With regards to tourist sites, first anything always amazes me, especially if it’s something massive and intricate. They didn’t have the machinery and technology back then, yet, we are able to visit all these century-old churches and towns with impressive architecture and design.
The Ironbridge view from the toll house.
In 1777, the world’s first cast-iron bridge was built in Shropshire, England led by Abraham Darby I, who first developed the technique of smelting iron ore with coke (fuel) instead of using expensive charcoal. Because of the use of a new material, it was greatly celebrated and the Ironbridge Gorge is known as the birthplace of industrial revolution. Today, it is now a UNESCO World Heritage Site.
I first thought it would just be a footbridge but when we arrive at the area, it could very well be a two-lane road. In fact, at the other side of the bridge is a toll house with prices for each passing vehicle and individual. Even the Royal Family is required to pay the toll! Such an interesting piece of history, innit?
The Iron Bridge Tollhouse
According to this site, s is 1 shilling and d is 1 penny. So every foot passenger is worth a halfpenny, a carriage drawn by six horses is 2 shillings! I tried to research how much that would be in today’s currency, but can’t seem to find one. Do tell me if you find any! I’m quite interested how much that is in the modern world.
Across the street is an array of quaint houses, cafes and hotels.

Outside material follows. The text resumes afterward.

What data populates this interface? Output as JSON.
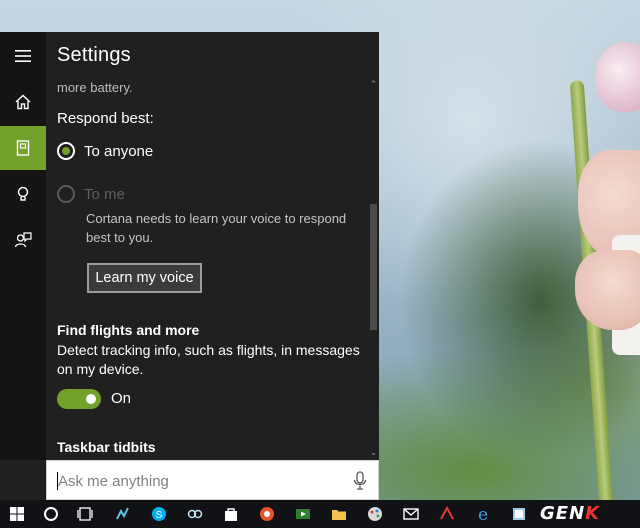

Not uncommon in United Kingdom, actually, which always makes me giddy! It’s always nice to be surrounded with English architectural style.